[RECORDS PROVIDED Boundary: Start]
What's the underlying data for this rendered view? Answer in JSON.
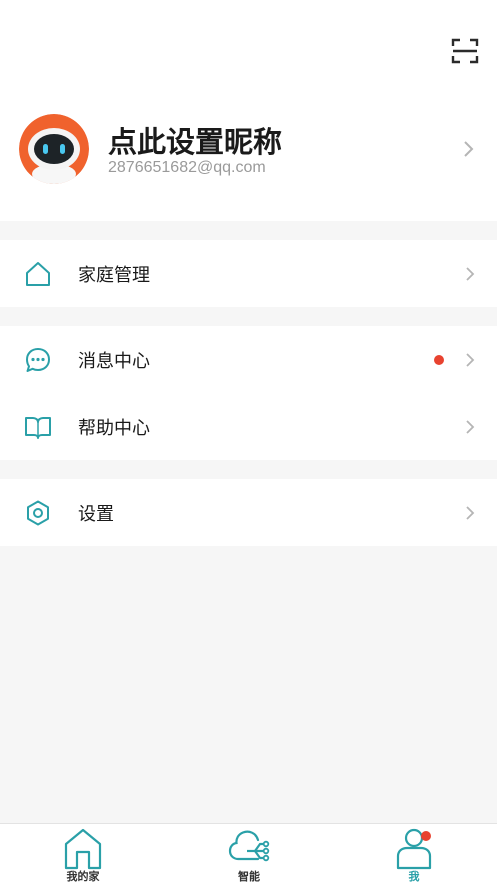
{
  "profile": {
    "nickname": "点此设置昵称",
    "email": "2876651682@qq.com"
  },
  "menu": {
    "family_management": "家庭管理",
    "message_center": "消息中心",
    "help_center": "帮助中心",
    "settings": "设置"
  },
  "tabs": [
    {
      "label": "我的家",
      "icon": "home-icon",
      "active": false
    },
    {
      "label": "智能",
      "icon": "cloud-smart-icon",
      "active": false
    },
    {
      "label": "我",
      "icon": "person-icon",
      "active": true
    }
  ],
  "colors": {
    "accent": "#2aa0a8",
    "badge": "#e8422f",
    "avatar_bg": "#f0622d"
  },
  "badges": {
    "message_center_unread": true,
    "me_tab_unread": true
  }
}
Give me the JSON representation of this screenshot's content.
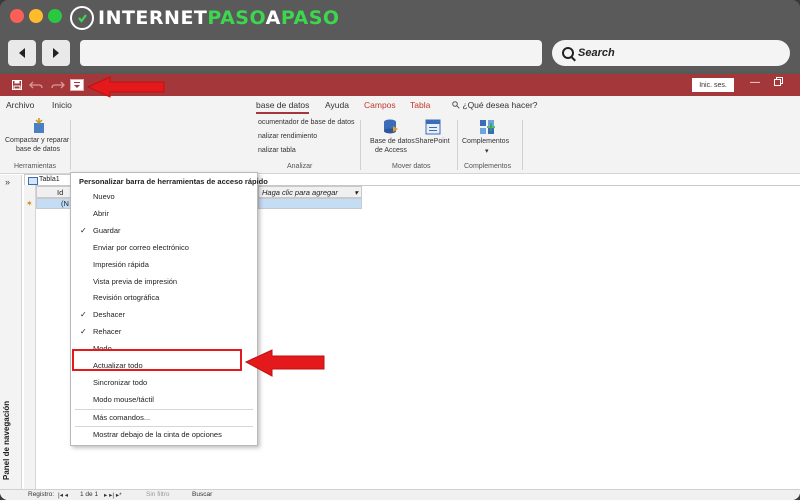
{
  "logo": {
    "text_white_1": "INTERNET",
    "text_green": "PASO",
    "text_white_2": "A",
    "text_green_2": "PASO"
  },
  "browser": {
    "back_icon": "left-arrow-icon",
    "forward_icon": "right-arrow-icon",
    "search_label": "Search"
  },
  "app": {
    "qat": {
      "save_icon": "save-icon",
      "undo_icon": "undo-icon",
      "redo_icon": "redo-icon",
      "customize_icon": "dropdown-icon"
    },
    "signin_label": "Inic. ses.",
    "tabs": [
      "Archivo",
      "Inicio",
      "base de datos",
      "Ayuda",
      "Campos",
      "Tabla",
      "¿Qué desea hacer?"
    ],
    "ribbon": {
      "compact_line1": "Compactar y reparar",
      "compact_line2": "base de datos",
      "group_herramientas": "Herramientas",
      "documenter": "ocumentador de base de datos",
      "analyze_perf": "nalizar rendimiento",
      "analyze_table": "nalizar tabla",
      "group_analizar": "Analizar",
      "access_db_line1": "Base de datos",
      "access_db_line2": "de Access",
      "sharepoint": "SharePoint",
      "group_mover": "Mover datos",
      "complementos": "Complementos",
      "complementos_arrow": "▾",
      "group_complementos": "Complementos"
    },
    "nav_pane": {
      "chevron": "»",
      "label": "Panel de navegación"
    },
    "table": {
      "tab_label": "Tabla1",
      "header_id": "Id",
      "header_add": "Haga clic para agregar",
      "header_add_arrow": "▾",
      "new_row_value": "(N"
    },
    "status": {
      "record_label": "Registro:",
      "position": "1 de 1",
      "filter": "Sin filtro",
      "search": "Buscar"
    }
  },
  "menu": {
    "title": "Personalizar barra de herramientas de acceso rápido",
    "items": [
      {
        "label": "Nuevo",
        "checked": ""
      },
      {
        "label": "Abrir",
        "checked": ""
      },
      {
        "label": "Guardar",
        "checked": "✓"
      },
      {
        "label": "Enviar por correo electrónico",
        "checked": ""
      },
      {
        "label": "Impresión rápida",
        "checked": ""
      },
      {
        "label": "Vista previa de impresión",
        "checked": ""
      },
      {
        "label": "Revisión ortográfica",
        "checked": ""
      },
      {
        "label": "Deshacer",
        "checked": "✓"
      },
      {
        "label": "Rehacer",
        "checked": "✓"
      },
      {
        "label": "Modo",
        "checked": ""
      },
      {
        "label": "Actualizar todo",
        "checked": ""
      },
      {
        "label": "Sincronizar todo",
        "checked": ""
      },
      {
        "label": "Modo mouse/táctil",
        "checked": ""
      }
    ],
    "more_commands": "Más comandos...",
    "show_below": "Mostrar debajo de la cinta de opciones"
  },
  "colors": {
    "access_red": "#a4373a",
    "annotation_red": "#e3191c",
    "selection_blue": "#c5dcf5"
  }
}
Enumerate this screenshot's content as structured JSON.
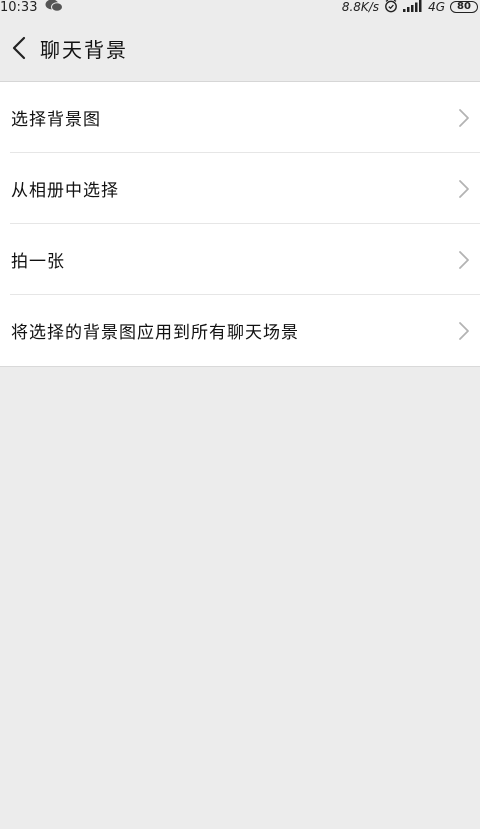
{
  "status_bar": {
    "time": "10:33",
    "left_icon": "wechat-icon",
    "network_speed": "8.8K/s",
    "alarm_icon": "alarm-clock-icon",
    "signal_icon": "signal-bars-icon",
    "network_type": "4G",
    "battery_level": "80"
  },
  "header": {
    "back_icon": "back-arrow-icon",
    "title": "聊天背景"
  },
  "menu": {
    "items": [
      {
        "label": "选择背景图"
      },
      {
        "label": "从相册中选择"
      },
      {
        "label": "拍一张"
      },
      {
        "label": "将选择的背景图应用到所有聊天场景"
      }
    ],
    "chevron_icon": "chevron-right-icon"
  },
  "colors": {
    "background": "#ececec",
    "list_background": "#ffffff",
    "divider": "#e6e6e6",
    "text": "#111111",
    "chevron": "#b3b3b3"
  }
}
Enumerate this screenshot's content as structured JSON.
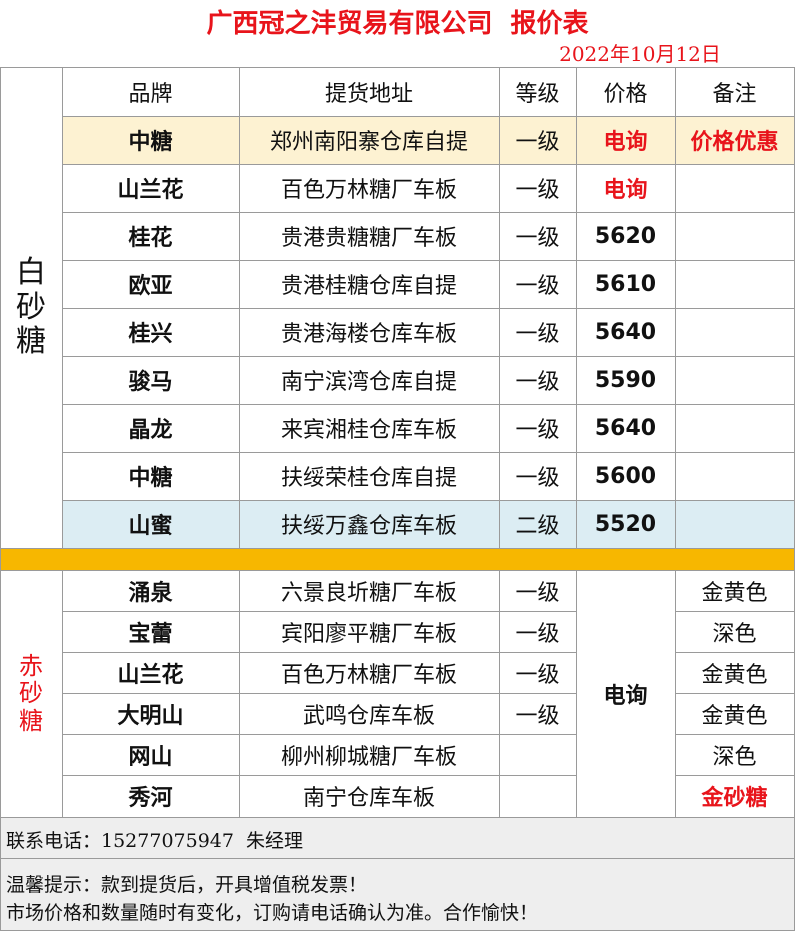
{
  "header": {
    "title": "广西冠之沣贸易有限公司  报价表",
    "date": "2022年10月12日"
  },
  "columns": [
    "品牌",
    "提货地址",
    "等级",
    "价格",
    "备注"
  ],
  "white_sugar": {
    "label": [
      "白",
      "砂",
      "糖"
    ],
    "rows": [
      {
        "brand": "中糖",
        "address": "郑州南阳寨仓库自提",
        "grade": "一级",
        "price": "电询",
        "note": "价格优惠"
      },
      {
        "brand": "山兰花",
        "address": "百色万林糖厂车板",
        "grade": "一级",
        "price": "电询",
        "note": ""
      },
      {
        "brand": "桂花",
        "address": "贵港贵糖糖厂车板",
        "grade": "一级",
        "price": "5620",
        "note": ""
      },
      {
        "brand": "欧亚",
        "address": "贵港桂糖仓库自提",
        "grade": "一级",
        "price": "5610",
        "note": ""
      },
      {
        "brand": "桂兴",
        "address": "贵港海楼仓库车板",
        "grade": "一级",
        "price": "5640",
        "note": ""
      },
      {
        "brand": "骏马",
        "address": "南宁滨湾仓库自提",
        "grade": "一级",
        "price": "5590",
        "note": ""
      },
      {
        "brand": "晶龙",
        "address": "来宾湘桂仓库车板",
        "grade": "一级",
        "price": "5640",
        "note": ""
      },
      {
        "brand": "中糖",
        "address": "扶绥荣桂仓库自提",
        "grade": "一级",
        "price": "5600",
        "note": ""
      },
      {
        "brand": "山蜜",
        "address": "扶绥万鑫仓库车板",
        "grade": "二级",
        "price": "5520",
        "note": ""
      }
    ]
  },
  "red_sugar": {
    "label": [
      "赤",
      "砂",
      "糖"
    ],
    "price": "电询",
    "rows": [
      {
        "brand": "涌泉",
        "address": "六景良圻糖厂车板",
        "grade": "一级",
        "note": "金黄色"
      },
      {
        "brand": "宝蕾",
        "address": "宾阳廖平糖厂车板",
        "grade": "一级",
        "note": "深色"
      },
      {
        "brand": "山兰花",
        "address": "百色万林糖厂车板",
        "grade": "一级",
        "note": "金黄色"
      },
      {
        "brand": "大明山",
        "address": "武鸣仓库车板",
        "grade": "一级",
        "note": "金黄色"
      },
      {
        "brand": "网山",
        "address": "柳州柳城糖厂车板",
        "grade": "",
        "note": "深色"
      },
      {
        "brand": "秀河",
        "address": "南宁仓库车板",
        "grade": "",
        "note": "金砂糖"
      }
    ]
  },
  "footer": {
    "contact": "联系电话：15277075947  朱经理",
    "notice_line1": "温馨提示：款到提货后，开具增值税发票！",
    "notice_line2": "市场价格和数量随时有变化，订购请电话确认为准。合作愉快！"
  },
  "colors": {
    "title_red": "#e8141b",
    "highlight_row": "#fdf2d2",
    "blue_row": "#dcedf3",
    "separator_orange": "#f7b700",
    "footer_bg": "#eeeeee"
  }
}
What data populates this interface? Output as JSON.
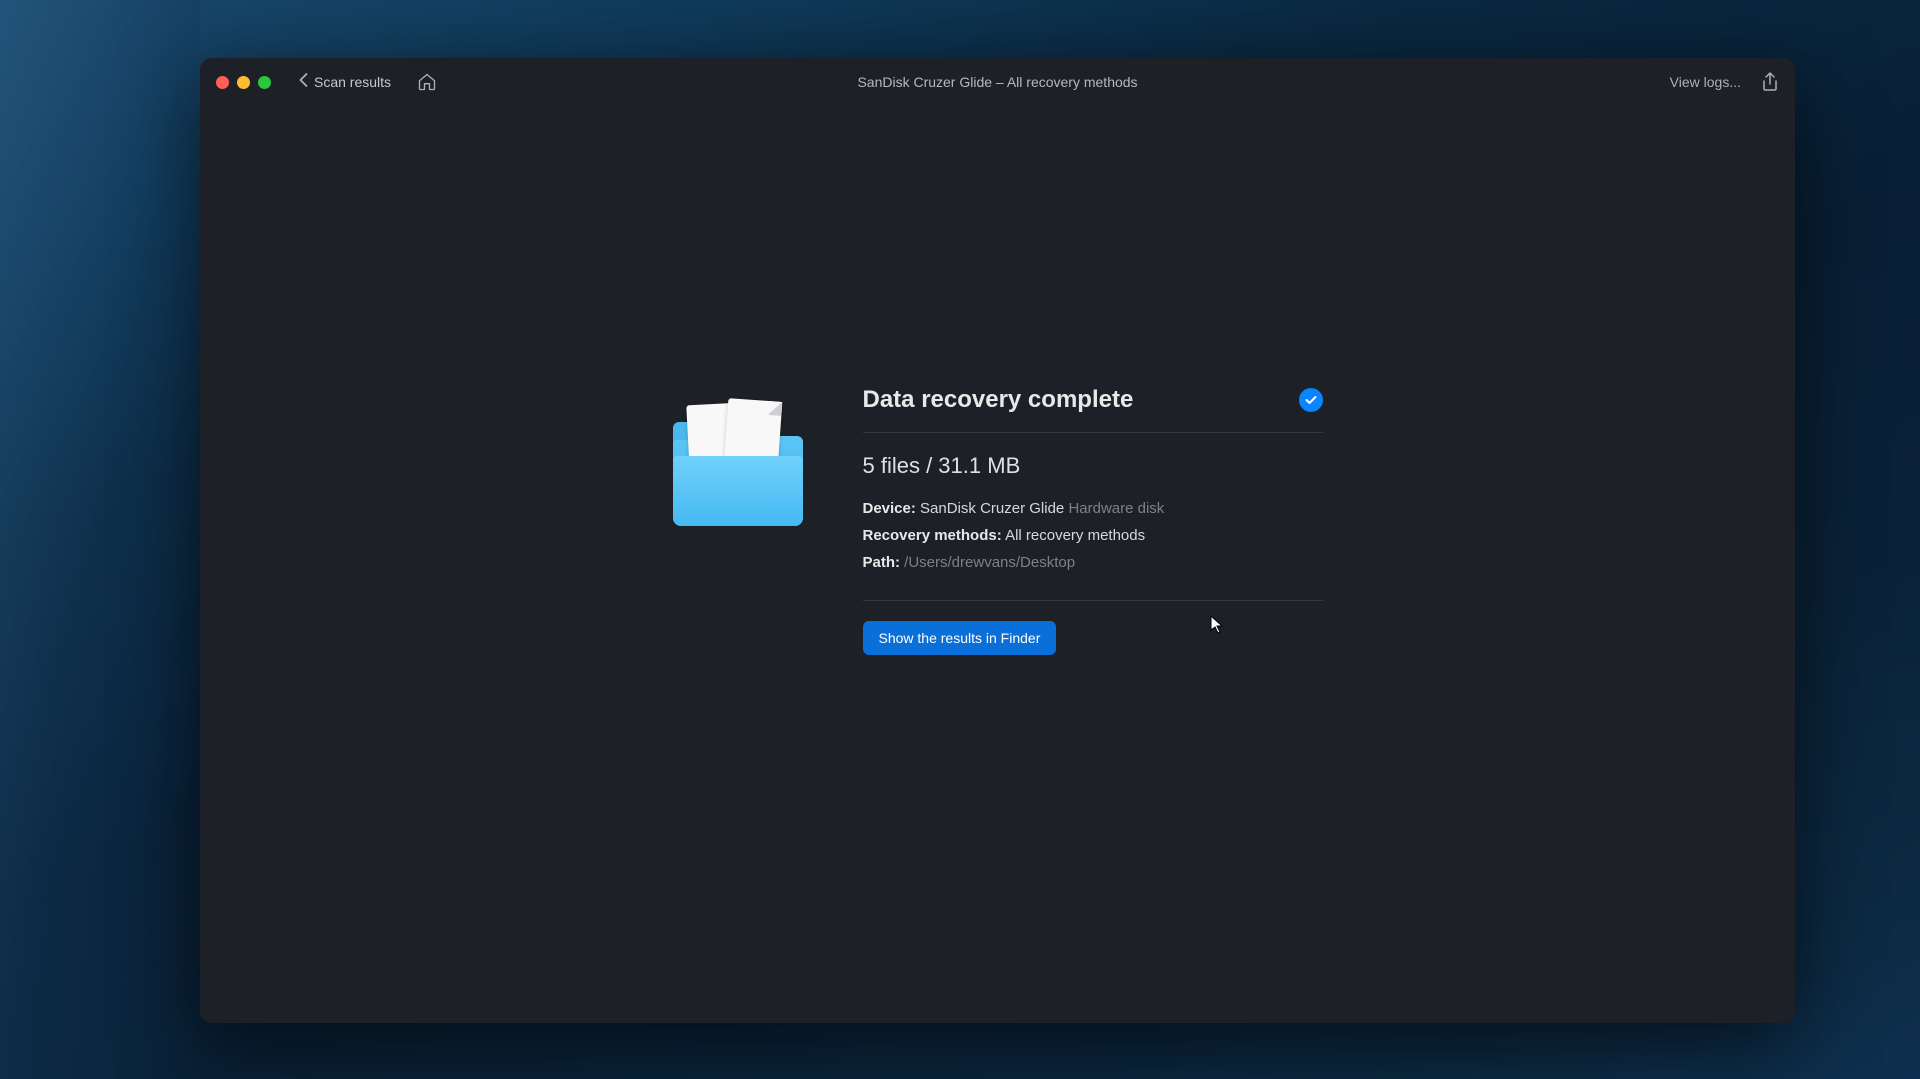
{
  "titlebar": {
    "back_label": "Scan results",
    "window_title": "SanDisk Cruzer Glide – All recovery methods",
    "view_logs_label": "View logs..."
  },
  "recovery": {
    "title": "Data recovery complete",
    "summary": "5 files / 31.1 MB",
    "device_label": "Device:",
    "device_value": "SanDisk Cruzer Glide",
    "device_meta": "Hardware disk",
    "methods_label": "Recovery methods:",
    "methods_value": "All recovery methods",
    "path_label": "Path:",
    "path_value": "/Users/drewvans/Desktop",
    "finder_button_label": "Show the results in Finder"
  }
}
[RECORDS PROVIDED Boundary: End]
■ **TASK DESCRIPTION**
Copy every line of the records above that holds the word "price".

■ **ANSWER TO THIS TASK**
        "price": "电询",
        "price": "电询",
        "price": "5620",
        "price": "5610",
        "price": "5640",
        "price": "5590",
        "price": "5640",
        "price": "5600",
        "price": "5520",
    "price": "电询",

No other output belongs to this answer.